- [EXERCISE REQUIREMENTS]
Extract all lines from the data beneath that include the word "JSON".

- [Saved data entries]
+++++

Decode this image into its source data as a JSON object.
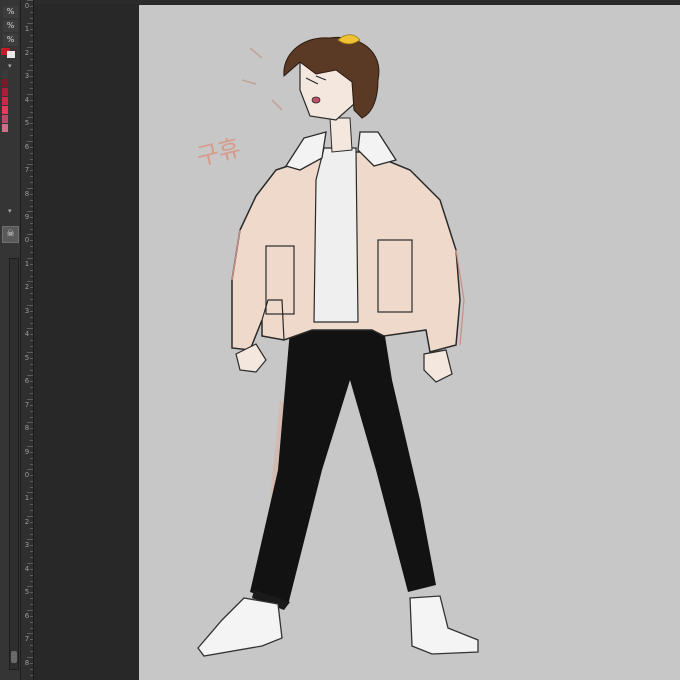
{
  "tool_panel": {
    "percent_buttons": [
      "%",
      "%",
      "%"
    ],
    "foreground_color": "#c41a2a",
    "background_color": "#e8e8e8",
    "swatches": [
      "#3a3a3a",
      "#7a1a28",
      "#a81e3a",
      "#c82a4a",
      "#e03c5a",
      "#b84a6a",
      "#d07088"
    ],
    "collapse_arrows": [
      "▾",
      "▾"
    ],
    "layer_thumb_glyph": "☠"
  },
  "ruler": {
    "labels": [
      "0",
      "1",
      "2",
      "3",
      "4",
      "5",
      "6",
      "7",
      "8",
      "9",
      "0",
      "1",
      "2",
      "3",
      "4",
      "5",
      "6",
      "7",
      "8",
      "9",
      "0",
      "1",
      "2",
      "3",
      "4",
      "5",
      "6",
      "7",
      "8"
    ]
  },
  "canvas": {
    "background": "#c7c7c7",
    "sketch_text": "구휴"
  },
  "colors": {
    "app_background": "#282828",
    "panel": "#353535",
    "jacket": "#efd9ca",
    "pants": "#121212",
    "hair": "#5a3a24",
    "skin": "#f3e7de",
    "shirt": "#efefef",
    "shoes": "#f4f4f4"
  }
}
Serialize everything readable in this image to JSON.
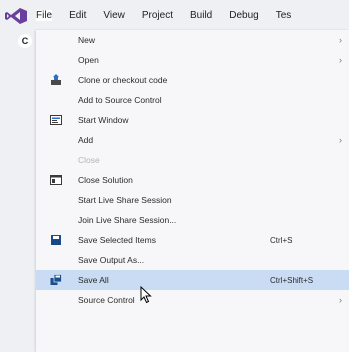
{
  "menubar": {
    "logo": "visual-studio-logo",
    "items": [
      {
        "label": "File"
      },
      {
        "label": "Edit"
      },
      {
        "label": "View"
      },
      {
        "label": "Project"
      },
      {
        "label": "Build"
      },
      {
        "label": "Debug"
      },
      {
        "label": "Tes"
      }
    ]
  },
  "side": {
    "badge": "C"
  },
  "file_menu": {
    "items": [
      {
        "label": "New",
        "has_submenu": true,
        "arrow": "›"
      },
      {
        "label": "Open",
        "has_submenu": true,
        "arrow": "›"
      },
      {
        "label": "Clone or checkout code",
        "icon": "clone-icon"
      },
      {
        "label": "Add to Source Control"
      },
      {
        "label": "Start Window",
        "icon": "start-window-icon"
      },
      {
        "label": "Add",
        "has_submenu": true,
        "arrow": "›"
      },
      {
        "label": "Close",
        "disabled": true
      },
      {
        "label": "Close Solution",
        "icon": "close-solution-icon"
      },
      {
        "label": "Start Live Share Session"
      },
      {
        "label": "Join Live Share Session..."
      },
      {
        "label": "Save Selected Items",
        "shortcut": "Ctrl+S",
        "icon": "save-icon"
      },
      {
        "label": "Save Output As..."
      },
      {
        "label": "Save All",
        "shortcut": "Ctrl+Shift+S",
        "icon": "save-all-icon",
        "highlighted": true
      },
      {
        "label": "Source Control",
        "has_submenu": true,
        "arrow": "›"
      }
    ]
  },
  "colors": {
    "menubar_bg": "#eef0f4",
    "menu_bg": "#f7f7f9",
    "highlight": "#c9dcf3",
    "logo_purple": "#6a3f9e",
    "icon_blue": "#1a4e8c"
  }
}
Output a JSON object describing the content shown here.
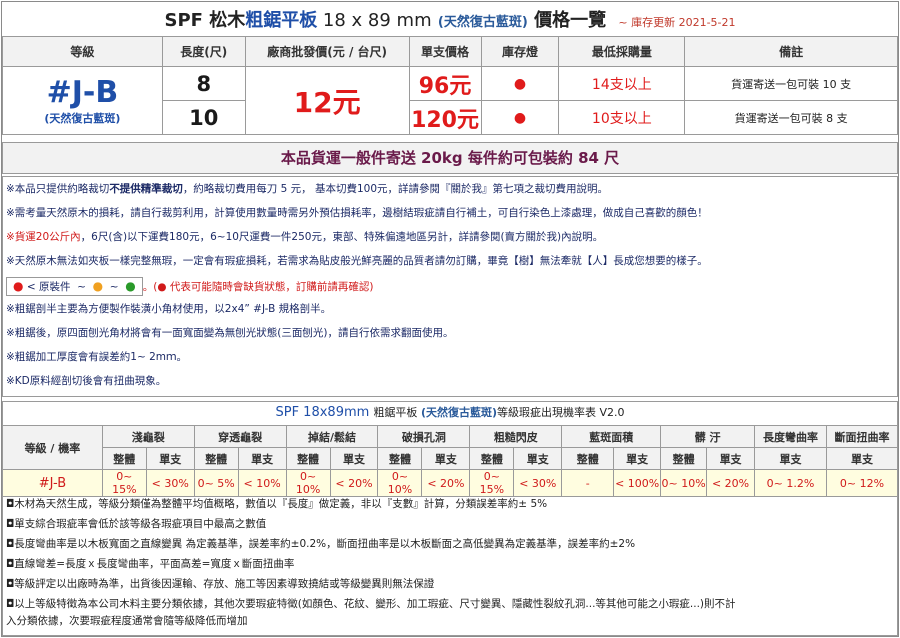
{
  "title": {
    "prefix": "SPF  松木",
    "highlight": "粗鋸平板",
    "size": " 18 x 89 mm",
    "variant": "(天然復古藍斑)",
    "suffix": " 價格一覽",
    "updated": "~ 庫存更新 2021-5-21"
  },
  "price_table": {
    "headers": [
      "等級",
      "長度(尺)",
      "廠商批發價(元 / 台尺)",
      "單支價格",
      "庫存燈",
      "最低採購量",
      "備註"
    ],
    "grade": "#J-B",
    "grade_sub": "(天然復古藍斑)",
    "bulk_price": "12元",
    "rows": [
      {
        "length": "8",
        "unit_price": "96元",
        "stock": "●",
        "min_qty": "14支以上",
        "note": "貨運寄送一包可裝 10 支"
      },
      {
        "length": "10",
        "unit_price": "120元",
        "stock": "●",
        "min_qty": "10支以上",
        "note": "貨運寄送一包可裝 8 支"
      }
    ]
  },
  "shipping_bar": "本品貨運一般件寄送 20kg 每件約可包裝約 84 尺",
  "notes": {
    "n1a": "※本品只提供約略裁切",
    "n1b": "不提供精準裁切",
    "n1c": "，約略裁切費用每刀 5 元， 基本切費100元，詳請參閱『關於我』第七項之裁切費用說明。",
    "n2": "※需考量天然原木的損耗，請自行裁剪利用，計算使用數量時需另外預估損耗率，邊樹結瑕疵請自行補土，可自行染色上漆處理，做成自己喜歡的顏色！",
    "n3a": "※貨運20公斤內",
    "n3b": "，6尺(含)以下運費180元，6~10尺運費一件250元，東部、特殊偏遠地區另計，詳請參閱(賣方關於我)內說明。",
    "n4": "※天然原木無法如夾板一樣完整無瑕，一定會有瑕疵損耗，若需求為貼皮般光鮮亮麗的品質者請勿訂購，畢竟【樹】無法牽就【人】長成您想要的樣子。",
    "n5_legend": "● < 原裝件  ~  ●  ~  ●",
    "n5_tail": "。(● 代表可能隨時會缺貨狀態，訂購前請再確認)",
    "n6": "※粗鋸剖半主要為方便製作裝潢小角材使用，以2x4”  #J-B 規格剖半。",
    "n7": "※粗鋸後，原四面刨光角材將會有一面寬面變為無刨光狀態(三面刨光)，請自行依需求翻面使用。",
    "n8": "※粗鋸加工厚度會有誤差約1~ 2mｍ。",
    "n9": "※KD原料經剖切後會有扭曲現象。"
  },
  "rate_title": {
    "prefix": "SPF 18x89mm ",
    "mid": "粗鋸平板 ",
    "variant": "(天然復古藍斑)",
    "suffix": "等級瑕疵出現機率表  V2.0"
  },
  "rate_table": {
    "grade_header": "等級 / 機率",
    "groups": [
      "淺龜裂",
      "穿透龜裂",
      "掉結/鬆結",
      "破損孔洞",
      "粗糙閃皮",
      "藍斑面積",
      "髒 汙",
      "長度彎曲率",
      "斷面扭曲率"
    ],
    "sub_whole": "整體",
    "sub_single": "單支",
    "grade": "#J-B",
    "values": [
      "0~ 15%",
      "< 30%",
      "0~ 5%",
      "< 10%",
      "0~ 10%",
      "< 20%",
      "0~ 10%",
      "< 20%",
      "0~ 15%",
      "< 30%",
      "-",
      "< 100%",
      "0~ 10%",
      "< 20%",
      "0~ 1.2%",
      "0~ 12%"
    ]
  },
  "footer": [
    "◘木材為天然生成，等級分類僅為整體平均值概略，數值以『長度』做定義，非以『支數』計算，分類誤差率約± 5%",
    "◘單支綜合瑕疵率會低於該等級各瑕疵項目中最高之數值",
    "◘長度彎曲率是以木板寬面之直線變異 為定義基準，誤差率約±0.2%，斷面扭曲率是以木板斷面之高低變異為定義基準，誤差率約±2%",
    "◘直線彎差=長度ｘ長度彎曲率，平面高差=寬度ｘ斷面扭曲率",
    "◘等級評定以出廠時為準，出貨後因運輸、存放、施工等因素導致撓結或等級變異則無法保證",
    "◘以上等級特徵為本公司木料主要分類依據，其他次要瑕疵特徵(如顏色、花紋、變形、加工瑕疵、尺寸變異、隱藏性裂紋孔洞...等其他可能之小瑕疵...)則不計",
    "入分類依據，次要瑕疵程度通常會隨等級降低而增加"
  ],
  "colors": {
    "stock_red": "#e01b1b",
    "stock_orange": "#f0a020",
    "stock_green": "#2a9a2a"
  }
}
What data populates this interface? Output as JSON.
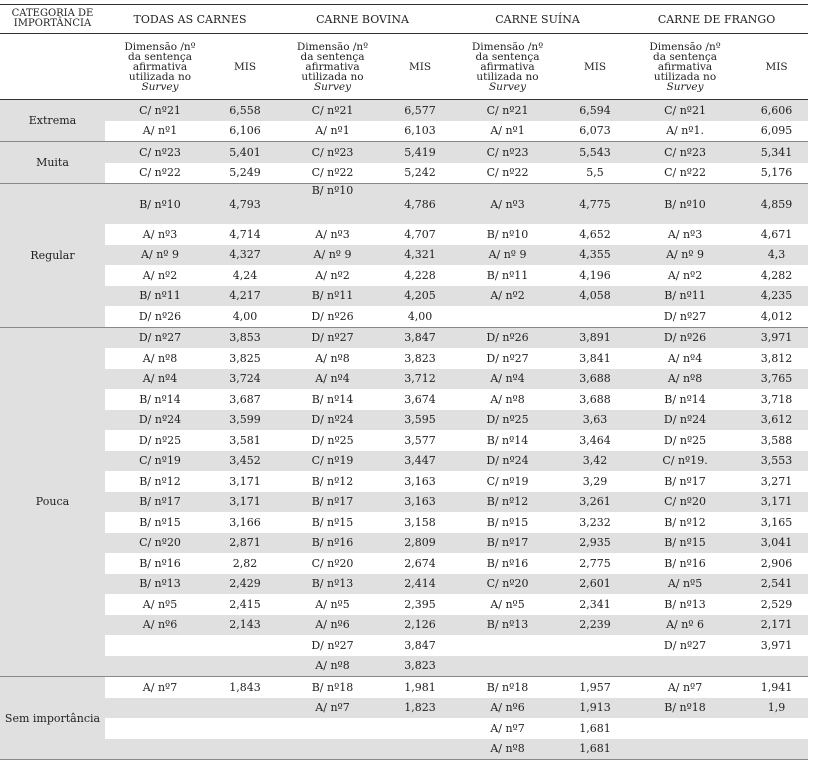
{
  "header": {
    "category": "CATEGORIA DE IMPORTÂNCIA",
    "groups": [
      "TODAS AS CARNES",
      "CARNE BOVINA",
      "CARNE SUÍNA",
      "CARNE DE FRANGO"
    ],
    "dim_lines": [
      "Dimensão /nº",
      "da sentença",
      "afirmativa",
      "utilizada no"
    ],
    "survey": "Survey",
    "mis": "MIS"
  },
  "categories": [
    "Extrema",
    "Muita",
    "Regular",
    "Pouca",
    "Sem importância"
  ],
  "rows": [
    [
      "C/ nº21",
      "6,558",
      "C/ nº21",
      "6,577",
      "C/ nº21",
      "6,594",
      "C/ nº21",
      "6,606"
    ],
    [
      "A/ nº1",
      "6,106",
      "A/ nº1",
      "6,103",
      "A/ nº1",
      "6,073",
      "A/ nº1.",
      "6,095"
    ],
    [
      "C/ nº23",
      "5,401",
      "C/ nº23",
      "5,419",
      "C/ nº23",
      "5,543",
      "C/ nº23",
      "5,341"
    ],
    [
      "C/ nº22",
      "5,249",
      "C/ nº22",
      "5,242",
      "C/ nº22",
      "5,5",
      "C/ nº22",
      "5,176"
    ],
    [
      "B/ nº10",
      "4,793",
      "B/ nº10",
      "4,786",
      "A/ nº3",
      "4,775",
      "B/ nº10",
      "4,859"
    ],
    [
      "A/ nº3",
      "4,714",
      "A/ nº3",
      "4,707",
      "B/ nº10",
      "4,652",
      "A/ nº3",
      "4,671"
    ],
    [
      "A/ nº 9",
      "4,327",
      "A/ nº 9",
      "4,321",
      "A/ nº 9",
      "4,355",
      "A/ nº 9",
      "4,3"
    ],
    [
      "A/ nº2",
      "4,24",
      "A/ nº2",
      "4,228",
      "B/ nº11",
      "4,196",
      "A/ nº2",
      "4,282"
    ],
    [
      "B/ nº11",
      "4,217",
      "B/ nº11",
      "4,205",
      "A/ nº2",
      "4,058",
      "B/ nº11",
      "4,235"
    ],
    [
      "D/ nº26",
      "4,00",
      "D/ nº26",
      "4,00",
      "",
      "",
      "D/ nº27",
      "4,012"
    ],
    [
      "D/ nº27",
      "3,853",
      "D/ nº27",
      "3,847",
      "D/ nº26",
      "3,891",
      "D/ nº26",
      "3,971"
    ],
    [
      "A/ nº8",
      "3,825",
      "A/ nº8",
      "3,823",
      "D/ nº27",
      "3,841",
      "A/ nº4",
      "3,812"
    ],
    [
      "A/ nº4",
      "3,724",
      "A/ nº4",
      "3,712",
      "A/ nº4",
      "3,688",
      "A/ nº8",
      "3,765"
    ],
    [
      "B/ nº14",
      "3,687",
      "B/ nº14",
      "3,674",
      "A/ nº8",
      "3,688",
      "B/ nº14",
      "3,718"
    ],
    [
      "D/ nº24",
      "3,599",
      "D/ nº24",
      "3,595",
      "D/ nº25",
      "3,63",
      "D/ nº24",
      "3,612"
    ],
    [
      "D/ nº25",
      "3,581",
      "D/ nº25",
      "3,577",
      "B/ nº14",
      "3,464",
      "D/ nº25",
      "3,588"
    ],
    [
      "C/ nº19",
      "3,452",
      "C/ nº19",
      "3,447",
      "D/ nº24",
      "3,42",
      "C/ nº19.",
      "3,553"
    ],
    [
      "B/ nº12",
      "3,171",
      "B/ nº12",
      "3,163",
      "C/ nº19",
      "3,29",
      "B/ nº17",
      "3,271"
    ],
    [
      "B/ nº17",
      "3,171",
      "B/ nº17",
      "3,163",
      "B/ nº12",
      "3,261",
      "C/ nº20",
      "3,171"
    ],
    [
      "B/ nº15",
      "3,166",
      "B/ nº15",
      "3,158",
      "B/ nº15",
      "3,232",
      "B/ nº12",
      "3,165"
    ],
    [
      "C/ nº20",
      "2,871",
      "B/ nº16",
      "2,809",
      "B/ nº17",
      "2,935",
      "B/ nº15",
      "3,041"
    ],
    [
      "B/ nº16",
      "2,82",
      "C/ nº20",
      "2,674",
      "B/ nº16",
      "2,775",
      "B/ nº16",
      "2,906"
    ],
    [
      "B/ nº13",
      "2,429",
      "B/ nº13",
      "2,414",
      "C/ nº20",
      "2,601",
      "A/ nº5",
      "2,541"
    ],
    [
      "A/ nº5",
      "2,415",
      "A/ nº5",
      "2,395",
      "A/ nº5",
      "2,341",
      "B/ nº13",
      "2,529"
    ],
    [
      "A/ nº6",
      "2,143",
      "A/ nº6",
      "2,126",
      "B/ nº13",
      "2,239",
      "A/ nº 6",
      "2,171"
    ],
    [
      "",
      "",
      "D/ nº27",
      "3,847",
      "",
      "",
      "D/ nº27",
      "3,971"
    ],
    [
      "",
      "",
      "A/ nº8",
      "3,823",
      "",
      "",
      "",
      ""
    ],
    [
      "A/ nº7",
      "1,843",
      "B/ nº18",
      "1,981",
      "B/ nº18",
      "1,957",
      "A/ nº7",
      "1,941"
    ],
    [
      "",
      "",
      "A/ nº7",
      "1,823",
      "A/ nº6",
      "1,913",
      "B/ nº18",
      "1,9"
    ],
    [
      "",
      "",
      "",
      "",
      "A/ nº7",
      "1,681",
      "",
      ""
    ],
    [
      "",
      "",
      "",
      "",
      "A/ nº8",
      "1,681",
      "",
      ""
    ]
  ]
}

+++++

- [RESPONSE FOR THIS EXERCISE]
Decode this image into its source data as a JSON object.
Serialize everything readable in this image to JSON.
Output a JSON object describing the content shown here.
What data populates this interface? Output as JSON.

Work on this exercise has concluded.